We've got something new we think you're going to love! Today we're launching a new By the People campaign The man who recorded the world: On the road with Alan Lomax. The work of 20th-century folklorist Alan Lomax is the bedrock of our understanding of twentieth-century folk music. Discover rich folk traditions by transcribing his field notebooks and correspondence with family, fellow musicians, colleagues, and collaborators.

The Lomax campaign includes notes on performances and interviews with artists like blues guitarist Robert Johnson, folk singer Woody Guthrie, country musician Burl Ives, and blues singers Lead Belly and Muddy Waters. Lomax is credited with bringing all of these artists to popular public attention. The collection also documents Lomax’s extensive travels, including his time as a Library of Congress employee, and the toll his years of fieldwork took on his personal life.

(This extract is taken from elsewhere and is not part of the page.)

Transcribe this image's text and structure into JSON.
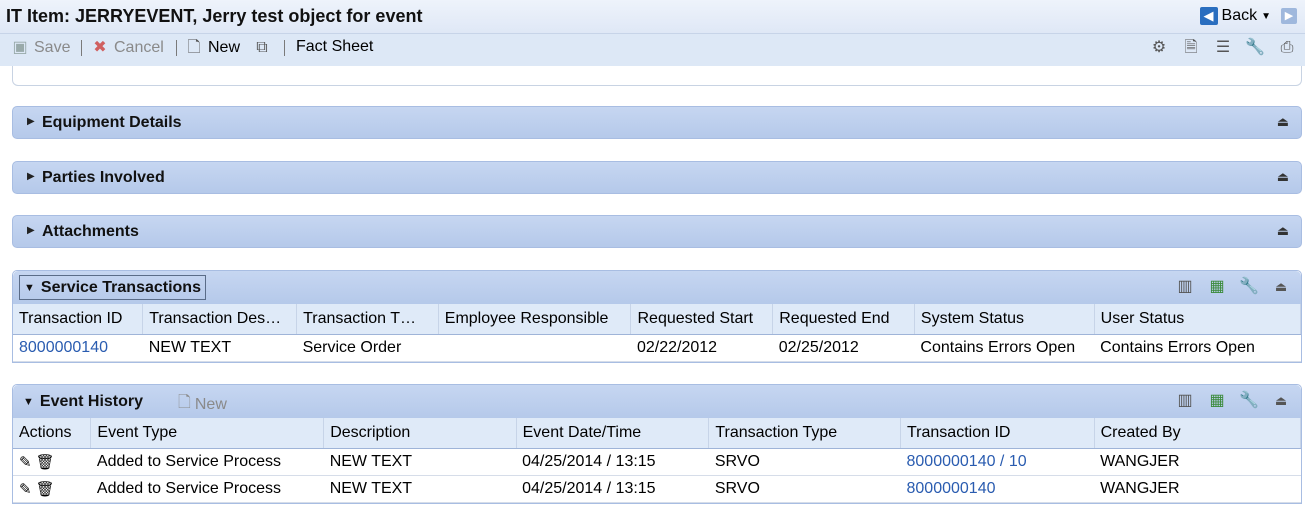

According to Bob Dylan, “Alan was one of those who unlocked the secrets of this kind of music”. Now, we need your help to unlock these documents and make them available to musicians, music lovers, and researchers all over the world. Ride along in the back seat of Lomax's sedan on the way to interview Robert Johnson’s mother, or browse through Muddy Waters’ record collection to see what inspired the iconic bluesman.

We're starting off with materials from across America and the Caribbean, and will later release materials from Lomax's fieldwork in the British Isles, Spain, and the Soviet Union.  Read more about the campaign in our Folklife Today blogpost.

And then dig in to spend some time traveling along with Lomax!

Photo of Alan Lomax and Raphael Hurtault listening to playback of an audio recording. La Plaine, Dominica. June 1962
  • Greetings from Arlington, Virginia. I did a few pages today from the huge Lomax campaign. They were typed transcripts of taped or filmed interviews — the time codes are a giveaway.

    Call it cheating, but my first thought was,why not use OCR software to get a rough draft? (Not priactical for handwriting, but typescript is a lot easier. So I grabbed an image (screenshot or download both seem to work reasonably well) and loaded it into Abbyy FineReader, a commercial OCR program.

    A typical page gave me only a few errors to correct, plus I had to tweak formatting and add handwritten material. But I definitely felt it was faster than typing. Well, faster than MY typing anyway....

    I wonder if seeding these pages with an OCR'ed 'rough draft' was considered by the LOC folks? Or if they have any objection to the workflow I've described.

    I would also be interested in hearing from any other users who have started with an ORC transcription.


  • How interesting! His Official Personnel Folder for his work with the Library of Congress and the WPA are here at the National Archives at St. Louis and are some of my favorites. Lots of cool notes about the technology he was requesting to use for the first time and collaboration with Zora Neale Hurston!